> [ABOUT THIS EXERCISE]
Return each line of the data that follows exactly as it reads.

(Source records)
....

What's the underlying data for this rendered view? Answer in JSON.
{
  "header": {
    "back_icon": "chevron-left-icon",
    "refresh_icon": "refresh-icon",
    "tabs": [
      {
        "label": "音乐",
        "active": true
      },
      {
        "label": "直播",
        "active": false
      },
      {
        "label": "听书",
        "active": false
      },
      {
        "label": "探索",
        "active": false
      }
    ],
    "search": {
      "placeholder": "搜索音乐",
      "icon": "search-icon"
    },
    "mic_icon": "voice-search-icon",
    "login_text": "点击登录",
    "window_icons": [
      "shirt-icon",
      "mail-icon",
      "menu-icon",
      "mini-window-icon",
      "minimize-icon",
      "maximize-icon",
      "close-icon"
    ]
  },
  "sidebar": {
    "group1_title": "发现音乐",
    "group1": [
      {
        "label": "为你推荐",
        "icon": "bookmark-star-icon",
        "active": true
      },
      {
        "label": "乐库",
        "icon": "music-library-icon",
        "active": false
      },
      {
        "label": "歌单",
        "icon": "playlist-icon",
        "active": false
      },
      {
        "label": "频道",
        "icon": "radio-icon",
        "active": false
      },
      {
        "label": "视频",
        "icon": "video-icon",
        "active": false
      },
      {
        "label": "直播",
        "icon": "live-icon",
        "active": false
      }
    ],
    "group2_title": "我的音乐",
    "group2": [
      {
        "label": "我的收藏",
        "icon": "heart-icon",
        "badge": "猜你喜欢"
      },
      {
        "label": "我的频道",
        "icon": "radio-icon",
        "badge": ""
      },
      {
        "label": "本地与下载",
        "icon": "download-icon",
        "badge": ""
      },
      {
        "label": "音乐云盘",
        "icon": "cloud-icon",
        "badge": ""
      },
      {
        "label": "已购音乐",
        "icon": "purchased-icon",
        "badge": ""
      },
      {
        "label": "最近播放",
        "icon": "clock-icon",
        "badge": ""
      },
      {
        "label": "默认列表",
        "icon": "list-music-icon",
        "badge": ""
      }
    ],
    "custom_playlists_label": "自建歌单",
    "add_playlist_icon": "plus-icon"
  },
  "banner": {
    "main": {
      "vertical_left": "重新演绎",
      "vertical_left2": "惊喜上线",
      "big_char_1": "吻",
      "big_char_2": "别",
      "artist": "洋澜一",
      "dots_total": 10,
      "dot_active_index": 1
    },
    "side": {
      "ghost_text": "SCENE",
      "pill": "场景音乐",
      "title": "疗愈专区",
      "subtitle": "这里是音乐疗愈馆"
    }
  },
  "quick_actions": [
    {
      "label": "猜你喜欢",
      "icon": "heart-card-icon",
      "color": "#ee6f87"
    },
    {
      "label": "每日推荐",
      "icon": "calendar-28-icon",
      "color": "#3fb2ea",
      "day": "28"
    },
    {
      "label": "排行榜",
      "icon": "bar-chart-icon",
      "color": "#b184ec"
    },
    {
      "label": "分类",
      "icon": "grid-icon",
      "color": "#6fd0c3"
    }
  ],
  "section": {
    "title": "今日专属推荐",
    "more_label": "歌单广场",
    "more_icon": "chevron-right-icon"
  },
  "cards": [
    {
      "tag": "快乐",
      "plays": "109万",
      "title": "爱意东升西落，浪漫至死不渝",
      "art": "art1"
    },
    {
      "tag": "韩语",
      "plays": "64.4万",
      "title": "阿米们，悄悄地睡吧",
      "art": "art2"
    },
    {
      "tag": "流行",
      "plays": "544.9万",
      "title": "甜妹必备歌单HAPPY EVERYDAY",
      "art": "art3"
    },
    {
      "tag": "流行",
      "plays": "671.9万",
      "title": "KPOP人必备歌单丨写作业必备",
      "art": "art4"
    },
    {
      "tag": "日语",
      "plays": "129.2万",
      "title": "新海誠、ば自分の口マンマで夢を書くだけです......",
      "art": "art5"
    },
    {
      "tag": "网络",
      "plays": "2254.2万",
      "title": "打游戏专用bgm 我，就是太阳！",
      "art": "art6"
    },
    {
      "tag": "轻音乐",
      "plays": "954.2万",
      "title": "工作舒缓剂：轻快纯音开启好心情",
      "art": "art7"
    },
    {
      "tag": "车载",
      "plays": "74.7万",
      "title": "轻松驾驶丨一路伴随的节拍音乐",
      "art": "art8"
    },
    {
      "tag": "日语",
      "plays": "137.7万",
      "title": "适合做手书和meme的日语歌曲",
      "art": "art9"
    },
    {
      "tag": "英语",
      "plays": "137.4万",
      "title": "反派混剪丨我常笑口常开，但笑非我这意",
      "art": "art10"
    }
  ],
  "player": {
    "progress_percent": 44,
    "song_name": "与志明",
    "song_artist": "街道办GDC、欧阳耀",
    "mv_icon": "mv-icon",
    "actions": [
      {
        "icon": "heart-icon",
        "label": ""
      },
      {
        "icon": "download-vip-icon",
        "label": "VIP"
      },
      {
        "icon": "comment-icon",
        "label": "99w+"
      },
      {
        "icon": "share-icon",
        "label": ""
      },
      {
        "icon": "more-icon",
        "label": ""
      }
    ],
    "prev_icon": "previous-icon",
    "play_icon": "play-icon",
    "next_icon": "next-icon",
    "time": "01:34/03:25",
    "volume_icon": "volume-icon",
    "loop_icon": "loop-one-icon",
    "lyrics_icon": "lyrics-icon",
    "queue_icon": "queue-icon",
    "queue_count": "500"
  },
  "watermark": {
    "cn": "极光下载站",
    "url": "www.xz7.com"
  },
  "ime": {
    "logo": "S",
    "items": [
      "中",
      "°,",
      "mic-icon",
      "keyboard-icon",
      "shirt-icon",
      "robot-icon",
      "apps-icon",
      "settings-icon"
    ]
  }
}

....

> [EXERCISE SOLUTION]
What's the underlying data for this rendered view? Answer in JSON.
{
  "header": {
    "back_icon": "chevron-left-icon",
    "refresh_icon": "refresh-icon",
    "tabs": [
      {
        "label": "音乐",
        "active": true
      },
      {
        "label": "直播",
        "active": false
      },
      {
        "label": "听书",
        "active": false
      },
      {
        "label": "探索",
        "active": false
      }
    ],
    "search": {
      "placeholder": "搜索音乐",
      "icon": "search-icon"
    },
    "mic_icon": "voice-search-icon",
    "login_text": "点击登录",
    "window_icons": [
      "shirt-icon",
      "mail-icon",
      "menu-icon",
      "mini-window-icon",
      "minimize-icon",
      "maximize-icon",
      "close-icon"
    ]
  },
  "sidebar": {
    "group1_title": "发现音乐",
    "group1": [
      {
        "label": "为你推荐",
        "icon": "bookmark-star-icon",
        "active": true
      },
      {
        "label": "乐库",
        "icon": "music-library-icon",
        "active": false
      },
      {
        "label": "歌单",
        "icon": "playlist-icon",
        "active": false
      },
      {
        "label": "频道",
        "icon": "radio-icon",
        "active": false
      },
      {
        "label": "视频",
        "icon": "video-icon",
        "active": false
      },
      {
        "label": "直播",
        "icon": "live-icon",
        "active": false
      }
    ],
    "group2_title": "我的音乐",
    "group2": [
      {
        "label": "我的收藏",
        "icon": "heart-icon",
        "badge": "猜你喜欢"
      },
      {
        "label": "我的频道",
        "icon": "radio-icon",
        "badge": ""
      },
      {
        "label": "本地与下载",
        "icon": "download-icon",
        "badge": ""
      },
      {
        "label": "音乐云盘",
        "icon": "cloud-icon",
        "badge": ""
      },
      {
        "label": "已购音乐",
        "icon": "purchased-icon",
        "badge": ""
      },
      {
        "label": "最近播放",
        "icon": "clock-icon",
        "badge": ""
      },
      {
        "label": "默认列表",
        "icon": "list-music-icon",
        "badge": ""
      }
    ],
    "custom_playlists_label": "自建歌单",
    "add_playlist_icon": "plus-icon"
  },
  "banner": {
    "main": {
      "vertical_left": "重新演绎",
      "vertical_left2": "惊喜上线",
      "big_char_1": "吻",
      "big_char_2": "别",
      "artist": "洋澜一",
      "dots_total": 10,
      "dot_active_index": 1
    },
    "side": {
      "ghost_text": "SCENE",
      "pill": "场景音乐",
      "title": "疗愈专区",
      "subtitle": "这里是音乐疗愈馆"
    }
  },
  "quick_actions": [
    {
      "label": "猜你喜欢",
      "icon": "heart-card-icon",
      "color": "#ee6f87"
    },
    {
      "label": "每日推荐",
      "icon": "calendar-28-icon",
      "color": "#3fb2ea",
      "day": "28"
    },
    {
      "label": "排行榜",
      "icon": "bar-chart-icon",
      "color": "#b184ec"
    },
    {
      "label": "分类",
      "icon": "grid-icon",
      "color": "#6fd0c3"
    }
  ],
  "section": {
    "title": "今日专属推荐",
    "more_label": "歌单广场",
    "more_icon": "chevron-right-icon"
  },
  "cards": [
    {
      "tag": "快乐",
      "plays": "109万",
      "title": "爱意东升西落，浪漫至死不渝",
      "art": "art1"
    },
    {
      "tag": "韩语",
      "plays": "64.4万",
      "title": "阿米们，悄悄地睡吧",
      "art": "art2"
    },
    {
      "tag": "流行",
      "plays": "544.9万",
      "title": "甜妹必备歌单HAPPY EVERYDAY",
      "art": "art3"
    },
    {
      "tag": "流行",
      "plays": "671.9万",
      "title": "KPOP人必备歌单丨写作业必备",
      "art": "art4"
    },
    {
      "tag": "日语",
      "plays": "129.2万",
      "title": "新海誠、ば自分の口マンマで夢を書くだけです......",
      "art": "art5"
    },
    {
      "tag": "网络",
      "plays": "2254.2万",
      "title": "打游戏专用bgm 我，就是太阳！",
      "art": "art6"
    },
    {
      "tag": "轻音乐",
      "plays": "954.2万",
      "title": "工作舒缓剂：轻快纯音开启好心情",
      "art": "art7"
    },
    {
      "tag": "车载",
      "plays": "74.7万",
      "title": "轻松驾驶丨一路伴随的节拍音乐",
      "art": "art8"
    },
    {
      "tag": "日语",
      "plays": "137.7万",
      "title": "适合做手书和meme的日语歌曲",
      "art": "art9"
    },
    {
      "tag": "英语",
      "plays": "137.4万",
      "title": "反派混剪丨我常笑口常开，但笑非我这意",
      "art": "art10"
    }
  ],
  "player": {
    "progress_percent": 44,
    "song_name": "与志明",
    "song_artist": "街道办GDC、欧阳耀",
    "mv_icon": "mv-icon",
    "actions": [
      {
        "icon": "heart-icon",
        "label": ""
      },
      {
        "icon": "download-vip-icon",
        "label": "VIP"
      },
      {
        "icon": "comment-icon",
        "label": "99w+"
      },
      {
        "icon": "share-icon",
        "label": ""
      },
      {
        "icon": "more-icon",
        "label": ""
      }
    ],
    "prev_icon": "previous-icon",
    "play_icon": "play-icon",
    "next_icon": "next-icon",
    "time": "01:34/03:25",
    "volume_icon": "volume-icon",
    "loop_icon": "loop-one-icon",
    "lyrics_icon": "lyrics-icon",
    "queue_icon": "queue-icon",
    "queue_count": "500"
  },
  "watermark": {
    "cn": "极光下载站",
    "url": "www.xz7.com"
  },
  "ime": {
    "logo": "S",
    "items": [
      "中",
      "°,",
      "mic-icon",
      "keyboard-icon",
      "shirt-icon",
      "robot-icon",
      "apps-icon",
      "settings-icon"
    ]
  }
}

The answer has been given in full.